It is ironic that the Saudi leadership should now be working overtime to try to dispel Western accusations that it has been ‘incubating’ terrorism in the course of its decades-old sponsorship of surrogate groups to use against its enemies. It has gradually been dissociating itself from the Wahhabi religious establishment that has historically sustained it, while publicizing plans to modernize Saudi society in accordance with Western precepts. This has included purging the most hard-line clerics from the influential Council of Senior Scholars, and curbing the powers of its ‘religious police’ to arrest, accuse and harass people and raid their homes in the name of imposing religious observance. This cannot fail to invite a backlash.
Given this bleak state of affairs and unpromising outlook, Saudi Arabia and other Gulf states could be expected to conduct a thorough reappraisal of their regional and domestic policies — whether in the political, economic or military/security field– in order to cut their losses. But there has been no evidence of any such rethink by decision-makers, nor even that one is thought necessary.
When, after Turkey’s downing of a Russian warplane over Syria in October 2015, President Erdogan realised that he was wrong to think he could take on the Russians in Syria – and that Nato would not back him up in the endeavour — he changed course. He turned his back momentarily on the West and joined forces with the Russian-led axis, giving priority to his country’s territorial integrity and demographic unity.
Iran was equally pragmatic when it signed the nuclear deal with the P5+1 powers early last year. It thus gained ten years in which to salvage its economy and avoid military confrontation with or economic sanctions by the US –led Western powers.
Why don’t the Gulf states do likewise?

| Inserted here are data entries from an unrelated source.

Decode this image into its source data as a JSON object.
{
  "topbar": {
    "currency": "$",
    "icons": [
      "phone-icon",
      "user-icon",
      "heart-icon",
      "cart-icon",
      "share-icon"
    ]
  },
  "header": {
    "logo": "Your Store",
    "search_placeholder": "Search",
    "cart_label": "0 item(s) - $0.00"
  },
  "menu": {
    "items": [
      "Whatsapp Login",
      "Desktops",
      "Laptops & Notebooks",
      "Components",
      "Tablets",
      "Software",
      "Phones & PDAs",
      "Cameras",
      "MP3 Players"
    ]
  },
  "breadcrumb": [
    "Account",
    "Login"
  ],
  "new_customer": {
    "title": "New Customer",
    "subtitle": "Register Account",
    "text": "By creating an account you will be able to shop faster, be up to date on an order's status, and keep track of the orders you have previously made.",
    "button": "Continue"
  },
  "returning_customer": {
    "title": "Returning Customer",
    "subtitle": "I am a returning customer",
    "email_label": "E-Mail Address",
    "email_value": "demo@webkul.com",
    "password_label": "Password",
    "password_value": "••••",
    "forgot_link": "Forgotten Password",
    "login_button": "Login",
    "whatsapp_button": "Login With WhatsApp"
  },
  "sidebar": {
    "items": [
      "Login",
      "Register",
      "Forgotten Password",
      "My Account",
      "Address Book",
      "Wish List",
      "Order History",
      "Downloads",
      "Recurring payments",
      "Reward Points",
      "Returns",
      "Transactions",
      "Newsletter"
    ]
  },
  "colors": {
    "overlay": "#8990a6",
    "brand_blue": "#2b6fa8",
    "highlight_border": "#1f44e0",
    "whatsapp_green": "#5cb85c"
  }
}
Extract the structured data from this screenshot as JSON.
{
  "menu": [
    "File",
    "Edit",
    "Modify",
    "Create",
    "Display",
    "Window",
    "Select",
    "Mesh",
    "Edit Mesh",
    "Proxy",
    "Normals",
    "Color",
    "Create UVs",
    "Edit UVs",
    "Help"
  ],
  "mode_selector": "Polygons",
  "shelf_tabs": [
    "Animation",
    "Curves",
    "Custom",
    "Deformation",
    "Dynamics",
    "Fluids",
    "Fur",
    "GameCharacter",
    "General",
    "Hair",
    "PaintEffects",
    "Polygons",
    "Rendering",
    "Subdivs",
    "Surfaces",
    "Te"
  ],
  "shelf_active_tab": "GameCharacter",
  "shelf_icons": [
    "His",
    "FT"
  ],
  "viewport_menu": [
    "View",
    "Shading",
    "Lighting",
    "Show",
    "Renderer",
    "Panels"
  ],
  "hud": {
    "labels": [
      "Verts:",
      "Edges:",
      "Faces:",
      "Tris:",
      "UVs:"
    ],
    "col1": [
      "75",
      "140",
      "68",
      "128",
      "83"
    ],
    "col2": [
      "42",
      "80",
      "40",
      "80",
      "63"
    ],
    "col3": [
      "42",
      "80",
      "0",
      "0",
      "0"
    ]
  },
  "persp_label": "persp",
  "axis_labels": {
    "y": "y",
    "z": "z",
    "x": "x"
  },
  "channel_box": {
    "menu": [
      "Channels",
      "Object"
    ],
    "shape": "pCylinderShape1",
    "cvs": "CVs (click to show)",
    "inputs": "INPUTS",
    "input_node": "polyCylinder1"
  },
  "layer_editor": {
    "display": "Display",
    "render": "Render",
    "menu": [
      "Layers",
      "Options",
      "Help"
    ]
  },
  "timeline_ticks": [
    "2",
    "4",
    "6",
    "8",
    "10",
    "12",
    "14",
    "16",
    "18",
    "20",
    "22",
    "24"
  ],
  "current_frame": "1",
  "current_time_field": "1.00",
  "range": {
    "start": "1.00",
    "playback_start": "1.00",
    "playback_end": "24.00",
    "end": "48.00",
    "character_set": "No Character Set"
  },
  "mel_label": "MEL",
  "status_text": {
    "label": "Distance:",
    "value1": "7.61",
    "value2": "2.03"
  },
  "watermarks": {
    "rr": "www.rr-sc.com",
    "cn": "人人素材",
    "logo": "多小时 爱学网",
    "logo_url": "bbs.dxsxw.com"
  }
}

Why do they stick stubbornly to policies whose failure has been proven adhere and whose costs are undeniable, and continue to wage unwinnable wars in Yemen and Syria? Is there nobody left in ruling circles who is prepared to sound the alarm and warn that popular frustration is overflowing?
The required rethink needs to encompass a range of policies and attitudes, from the Palestine Question and inter-Arab coexistence on the regional front, to equality, social justice and reform at home, in both cases based on a spirit of tolerance of diversity and acceptance of dialogue with others.
By igniting and fuelling proxy wars and moving towards normalization with Israel – on the rounds that it is an ally against the purported Iranian threat — Saudi Arabia and its Gulf partners are becoming isolated and increasingly hated in the Arab and Islamic worlds. Those who have been promoting these policies should be cast aside and held to account for the damage they have done to their own country’s interests and the region as a whole. Ironically, their behaviour has facilitated the growth of Iran’s power and influence in the region and internationally, the very thing they claim to be so worried about.
Do the self-styled leaders of the Arab world not find it shameful that Palestine tops Iran’s order of priorities – even if only in propaganda terms – but figures nowhere on the political or media agendas of Saudi Arabia and the Gulf states?
This article will doubtless be denounced by many as unacceptable intervention in their countries’ internal affairs. I plead guilty. But at least I am intervening with written observations and advice, rather than with F-16s and Abrams tanks or with billions of dollars worth of arms to kill and main people in Syria, Yemen, Libya and Iraq.